Waverly could feel her face harden, but she quickly put a smile on.

 

"Hey, can I get a beer?"

 

"Of course." Waverly leaned down to get her a beer but clutched her ribs in pain, letting out a choked breath of pain. 

 

"Wave, you ok?" 

 

"Yeah, I just fell really hard when hiking." 

 

"Hmm, ok," Chrissy said, deciding to let it go. 

 

Waverly placed the open beer bottle in front of Chrissy and continued to make small talk with her. They talked about their days and their weekend plans. Waverly, of course, lied about her day and her weekend plans. She told Chrissy her day was fine and that she had planned on just cleaning the house for the weekend. Which wasn't completely untrue, she did have to clean the house. 

 

"Miss Waverly, can I get that rodeo burger with a Bud Light?" one of her regular patrons, Ed Littles asked.
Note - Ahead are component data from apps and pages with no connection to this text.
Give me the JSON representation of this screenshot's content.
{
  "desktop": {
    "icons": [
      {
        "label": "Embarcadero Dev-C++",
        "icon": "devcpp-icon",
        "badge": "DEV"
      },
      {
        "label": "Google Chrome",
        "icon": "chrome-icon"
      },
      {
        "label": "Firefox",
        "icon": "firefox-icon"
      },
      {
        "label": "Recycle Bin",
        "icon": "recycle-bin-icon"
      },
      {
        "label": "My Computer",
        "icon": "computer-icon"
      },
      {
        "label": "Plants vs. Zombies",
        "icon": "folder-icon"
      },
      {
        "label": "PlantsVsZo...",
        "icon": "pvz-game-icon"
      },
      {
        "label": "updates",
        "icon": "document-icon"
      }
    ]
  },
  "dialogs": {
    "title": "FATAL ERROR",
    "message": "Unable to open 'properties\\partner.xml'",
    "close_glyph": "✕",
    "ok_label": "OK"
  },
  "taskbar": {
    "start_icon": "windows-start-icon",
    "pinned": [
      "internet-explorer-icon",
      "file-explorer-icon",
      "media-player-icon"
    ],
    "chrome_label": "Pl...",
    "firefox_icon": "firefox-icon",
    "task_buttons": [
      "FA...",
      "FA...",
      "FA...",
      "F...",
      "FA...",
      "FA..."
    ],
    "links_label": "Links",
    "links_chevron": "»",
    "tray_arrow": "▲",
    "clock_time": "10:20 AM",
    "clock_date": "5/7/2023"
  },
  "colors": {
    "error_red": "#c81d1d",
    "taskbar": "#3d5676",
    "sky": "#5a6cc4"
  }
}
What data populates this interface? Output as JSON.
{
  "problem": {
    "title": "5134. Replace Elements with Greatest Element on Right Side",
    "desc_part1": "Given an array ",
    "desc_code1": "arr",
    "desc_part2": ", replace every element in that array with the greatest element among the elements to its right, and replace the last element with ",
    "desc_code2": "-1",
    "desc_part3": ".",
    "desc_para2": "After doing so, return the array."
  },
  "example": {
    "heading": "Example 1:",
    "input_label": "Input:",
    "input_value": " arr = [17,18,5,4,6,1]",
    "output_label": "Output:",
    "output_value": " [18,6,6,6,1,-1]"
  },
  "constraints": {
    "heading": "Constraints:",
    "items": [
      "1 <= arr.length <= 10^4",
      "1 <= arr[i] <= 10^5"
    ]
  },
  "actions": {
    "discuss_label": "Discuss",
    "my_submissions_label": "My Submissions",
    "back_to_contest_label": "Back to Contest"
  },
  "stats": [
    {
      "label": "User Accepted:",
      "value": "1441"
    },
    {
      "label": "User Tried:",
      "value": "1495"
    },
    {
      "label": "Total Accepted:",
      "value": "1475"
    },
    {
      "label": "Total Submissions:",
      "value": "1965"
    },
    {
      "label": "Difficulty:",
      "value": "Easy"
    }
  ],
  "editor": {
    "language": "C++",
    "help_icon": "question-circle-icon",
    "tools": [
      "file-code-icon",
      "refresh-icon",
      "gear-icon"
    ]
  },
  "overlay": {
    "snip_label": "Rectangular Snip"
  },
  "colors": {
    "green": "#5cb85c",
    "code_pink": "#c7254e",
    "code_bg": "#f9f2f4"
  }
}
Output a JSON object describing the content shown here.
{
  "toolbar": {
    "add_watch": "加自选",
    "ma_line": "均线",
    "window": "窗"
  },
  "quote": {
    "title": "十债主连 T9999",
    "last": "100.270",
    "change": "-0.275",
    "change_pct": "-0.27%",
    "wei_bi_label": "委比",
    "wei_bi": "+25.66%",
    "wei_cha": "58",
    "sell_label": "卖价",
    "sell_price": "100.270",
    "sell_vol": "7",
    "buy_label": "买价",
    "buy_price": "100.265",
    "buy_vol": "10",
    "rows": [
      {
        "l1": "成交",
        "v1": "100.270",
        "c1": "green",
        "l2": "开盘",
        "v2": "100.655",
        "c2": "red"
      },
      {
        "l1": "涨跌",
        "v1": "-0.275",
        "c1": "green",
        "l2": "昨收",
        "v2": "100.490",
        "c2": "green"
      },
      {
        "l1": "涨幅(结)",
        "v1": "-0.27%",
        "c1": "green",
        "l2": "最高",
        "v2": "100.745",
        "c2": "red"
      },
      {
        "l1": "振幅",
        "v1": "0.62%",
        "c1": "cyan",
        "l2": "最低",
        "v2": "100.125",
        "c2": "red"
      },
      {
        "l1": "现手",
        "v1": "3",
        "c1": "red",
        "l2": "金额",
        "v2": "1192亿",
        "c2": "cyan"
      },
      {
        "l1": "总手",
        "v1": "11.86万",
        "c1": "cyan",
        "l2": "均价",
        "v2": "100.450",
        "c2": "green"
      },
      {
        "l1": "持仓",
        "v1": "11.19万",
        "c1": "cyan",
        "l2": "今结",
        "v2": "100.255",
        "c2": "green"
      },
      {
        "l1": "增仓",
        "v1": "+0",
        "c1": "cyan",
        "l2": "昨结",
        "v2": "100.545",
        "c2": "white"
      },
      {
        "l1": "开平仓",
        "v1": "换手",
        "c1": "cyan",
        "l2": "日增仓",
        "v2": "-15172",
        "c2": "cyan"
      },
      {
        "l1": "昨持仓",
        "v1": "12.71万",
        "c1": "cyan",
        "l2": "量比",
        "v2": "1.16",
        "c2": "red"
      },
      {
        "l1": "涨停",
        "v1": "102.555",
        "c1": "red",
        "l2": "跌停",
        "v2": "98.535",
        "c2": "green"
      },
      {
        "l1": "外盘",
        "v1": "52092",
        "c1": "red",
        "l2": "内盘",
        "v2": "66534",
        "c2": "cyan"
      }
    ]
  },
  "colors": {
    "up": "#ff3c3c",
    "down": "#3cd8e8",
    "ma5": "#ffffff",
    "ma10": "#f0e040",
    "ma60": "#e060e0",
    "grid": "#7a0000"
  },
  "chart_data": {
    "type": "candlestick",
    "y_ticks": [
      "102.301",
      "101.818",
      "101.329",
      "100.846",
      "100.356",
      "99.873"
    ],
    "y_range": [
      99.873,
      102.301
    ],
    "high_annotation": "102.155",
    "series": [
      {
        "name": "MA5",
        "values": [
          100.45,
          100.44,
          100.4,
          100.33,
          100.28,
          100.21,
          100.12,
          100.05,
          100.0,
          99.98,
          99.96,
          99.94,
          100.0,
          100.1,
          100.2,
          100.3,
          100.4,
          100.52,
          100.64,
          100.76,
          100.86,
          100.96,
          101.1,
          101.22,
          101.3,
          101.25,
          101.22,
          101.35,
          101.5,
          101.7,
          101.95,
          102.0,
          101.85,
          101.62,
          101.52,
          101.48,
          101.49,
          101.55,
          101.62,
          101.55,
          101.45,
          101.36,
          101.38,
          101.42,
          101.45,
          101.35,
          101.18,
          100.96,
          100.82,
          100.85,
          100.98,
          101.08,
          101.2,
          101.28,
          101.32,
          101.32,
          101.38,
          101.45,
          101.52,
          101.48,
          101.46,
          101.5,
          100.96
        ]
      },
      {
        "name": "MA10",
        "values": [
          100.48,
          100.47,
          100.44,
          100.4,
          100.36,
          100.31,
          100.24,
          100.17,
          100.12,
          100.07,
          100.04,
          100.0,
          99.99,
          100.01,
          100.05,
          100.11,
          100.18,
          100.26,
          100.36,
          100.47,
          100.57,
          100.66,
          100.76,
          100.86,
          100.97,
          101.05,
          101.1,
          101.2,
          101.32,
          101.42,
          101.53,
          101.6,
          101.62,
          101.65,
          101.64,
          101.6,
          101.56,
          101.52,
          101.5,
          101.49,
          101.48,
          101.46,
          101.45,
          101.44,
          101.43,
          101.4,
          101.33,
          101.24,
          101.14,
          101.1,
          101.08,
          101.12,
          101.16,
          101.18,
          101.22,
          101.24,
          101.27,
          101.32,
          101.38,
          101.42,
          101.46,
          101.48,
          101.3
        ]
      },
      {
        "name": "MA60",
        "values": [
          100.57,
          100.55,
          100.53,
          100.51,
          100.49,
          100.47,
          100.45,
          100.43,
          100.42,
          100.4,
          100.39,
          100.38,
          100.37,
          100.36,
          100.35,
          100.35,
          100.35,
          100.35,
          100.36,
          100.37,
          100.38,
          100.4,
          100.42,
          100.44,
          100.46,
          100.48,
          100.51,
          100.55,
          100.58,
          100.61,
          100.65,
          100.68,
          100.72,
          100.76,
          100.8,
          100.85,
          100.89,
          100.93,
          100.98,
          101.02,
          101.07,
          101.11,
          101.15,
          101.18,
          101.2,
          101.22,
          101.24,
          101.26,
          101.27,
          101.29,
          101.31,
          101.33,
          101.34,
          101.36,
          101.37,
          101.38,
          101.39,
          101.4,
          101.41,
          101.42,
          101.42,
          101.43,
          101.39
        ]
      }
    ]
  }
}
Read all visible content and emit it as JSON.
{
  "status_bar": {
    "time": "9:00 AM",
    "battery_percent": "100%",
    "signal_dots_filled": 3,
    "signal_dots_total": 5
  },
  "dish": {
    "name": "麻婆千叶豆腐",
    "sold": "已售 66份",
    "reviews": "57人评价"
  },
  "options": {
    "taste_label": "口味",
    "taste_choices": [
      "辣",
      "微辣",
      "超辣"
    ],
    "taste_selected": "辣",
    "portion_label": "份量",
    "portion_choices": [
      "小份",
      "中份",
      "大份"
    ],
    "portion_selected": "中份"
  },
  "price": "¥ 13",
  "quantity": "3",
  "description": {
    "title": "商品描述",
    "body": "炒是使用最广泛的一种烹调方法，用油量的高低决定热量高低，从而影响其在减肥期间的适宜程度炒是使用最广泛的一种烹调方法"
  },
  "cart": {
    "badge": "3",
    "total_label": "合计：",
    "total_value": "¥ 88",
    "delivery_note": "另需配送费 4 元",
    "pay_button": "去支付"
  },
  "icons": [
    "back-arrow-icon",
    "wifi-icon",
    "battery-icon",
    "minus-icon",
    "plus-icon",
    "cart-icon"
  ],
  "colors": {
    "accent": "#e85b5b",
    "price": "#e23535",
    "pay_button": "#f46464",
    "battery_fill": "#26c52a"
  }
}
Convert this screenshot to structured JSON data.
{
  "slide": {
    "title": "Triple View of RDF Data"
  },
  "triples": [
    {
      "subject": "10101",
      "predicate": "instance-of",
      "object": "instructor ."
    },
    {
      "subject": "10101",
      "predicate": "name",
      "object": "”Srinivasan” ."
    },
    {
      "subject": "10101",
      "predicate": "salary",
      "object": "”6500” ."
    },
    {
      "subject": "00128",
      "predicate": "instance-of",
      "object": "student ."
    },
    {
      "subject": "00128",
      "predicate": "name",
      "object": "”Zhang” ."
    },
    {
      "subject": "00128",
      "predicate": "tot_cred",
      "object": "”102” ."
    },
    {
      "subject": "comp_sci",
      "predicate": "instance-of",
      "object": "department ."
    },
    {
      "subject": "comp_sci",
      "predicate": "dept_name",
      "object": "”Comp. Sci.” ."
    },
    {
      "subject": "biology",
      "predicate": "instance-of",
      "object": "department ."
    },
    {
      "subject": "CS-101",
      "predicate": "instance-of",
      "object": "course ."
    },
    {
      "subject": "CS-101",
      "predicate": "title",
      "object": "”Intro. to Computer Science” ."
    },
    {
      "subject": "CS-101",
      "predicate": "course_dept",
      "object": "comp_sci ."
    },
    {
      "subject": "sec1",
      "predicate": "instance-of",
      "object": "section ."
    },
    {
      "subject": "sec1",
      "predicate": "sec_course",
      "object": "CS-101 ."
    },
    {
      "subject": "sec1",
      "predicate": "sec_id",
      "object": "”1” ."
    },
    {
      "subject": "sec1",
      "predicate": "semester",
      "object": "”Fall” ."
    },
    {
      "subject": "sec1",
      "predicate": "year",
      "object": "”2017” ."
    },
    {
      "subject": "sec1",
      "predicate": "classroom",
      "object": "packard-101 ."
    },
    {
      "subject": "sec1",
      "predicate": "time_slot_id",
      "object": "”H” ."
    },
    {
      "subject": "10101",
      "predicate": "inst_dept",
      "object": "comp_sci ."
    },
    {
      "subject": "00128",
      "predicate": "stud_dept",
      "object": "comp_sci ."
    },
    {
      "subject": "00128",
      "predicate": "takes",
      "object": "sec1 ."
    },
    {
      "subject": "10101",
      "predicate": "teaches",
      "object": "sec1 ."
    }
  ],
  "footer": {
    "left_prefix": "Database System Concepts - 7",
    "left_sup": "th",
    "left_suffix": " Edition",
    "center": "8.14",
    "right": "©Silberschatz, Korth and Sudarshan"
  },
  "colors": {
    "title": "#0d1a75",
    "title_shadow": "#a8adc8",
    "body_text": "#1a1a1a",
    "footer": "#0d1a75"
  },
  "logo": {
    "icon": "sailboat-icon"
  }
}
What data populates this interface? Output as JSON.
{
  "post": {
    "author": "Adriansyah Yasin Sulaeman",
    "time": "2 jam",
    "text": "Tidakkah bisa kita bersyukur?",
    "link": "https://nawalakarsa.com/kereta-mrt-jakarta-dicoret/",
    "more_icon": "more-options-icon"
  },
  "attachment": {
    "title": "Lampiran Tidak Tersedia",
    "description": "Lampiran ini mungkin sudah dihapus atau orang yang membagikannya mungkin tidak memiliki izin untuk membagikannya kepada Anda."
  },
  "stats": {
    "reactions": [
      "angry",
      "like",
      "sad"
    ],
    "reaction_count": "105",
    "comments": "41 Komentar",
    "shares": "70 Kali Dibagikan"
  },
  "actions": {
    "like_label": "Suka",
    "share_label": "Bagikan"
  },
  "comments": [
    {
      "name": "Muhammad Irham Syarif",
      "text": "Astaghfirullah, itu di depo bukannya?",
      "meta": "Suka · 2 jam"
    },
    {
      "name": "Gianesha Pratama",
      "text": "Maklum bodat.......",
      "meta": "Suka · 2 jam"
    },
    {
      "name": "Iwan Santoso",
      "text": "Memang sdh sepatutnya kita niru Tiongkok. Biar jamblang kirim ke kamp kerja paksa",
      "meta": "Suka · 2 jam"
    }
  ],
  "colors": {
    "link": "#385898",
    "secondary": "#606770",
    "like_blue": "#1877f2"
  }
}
He was an older man in his mid-fifties. He was a janitor at the local school and like clockwork, he always came for dinner every Friday at happy hour. 

 

"Of course, Ed," Waverly said with a casual smile. Waverly walked over to the online ordering system and typed in his order and then grabbed him a Bud Light. 

 

"Classic ceasar salad for you," Waverly said, typing her order in as well. 

 

"You know me so well," Chrissy smirked. 

 

"Darlin' can you run down to storage and get another bottle of whiskey?" Gus asked her as she walked behind the bar. 

 

"Yeah."

 

Waverly exited the bar and headed towards the cellar door. She could feel her feet twinged with pain and her ribs burned, feeling like needles were jabbing into her. The more she worked the more her body ached. She wasn't sure if she could keep going, at times it took her breath away. But she had to keep a poker face, just another 30 minutes until her shift was over. This was nothing compared to other problems in the world, she just had to power through it. 

 

"Here," she said, handing the bottle over to Gus. "I'm going to take my break now."

 

Gus nodded and went back to fixing the cocktail for the young woman sitting at the bar in front of her. 

 

Waverly headed into the break room bathroom, really wanting to get some privacy. She made sure that the bathroom door was locked before lifting up her long-sleeve shirt, revealing the dark purple and crimson red bruise, that spread from the left of her ribs to the middle of her abdomen. It hurt like hell. Just lifting her shirt shot pain throughout her body. 

 

She sighed at herself, putting her shirt back down and glanced at the mirror, glaring at the reflection staring back at her. She hated that this is the person she had become, she hated that she had become so unlovable. No one would ever want to be with her, she was disgusting. And she knew that she would never make anyone happy. Champ would be the only one there for her, he loved her. He loved her like no one else would and Waverly knew that she would never be capable of finding love again.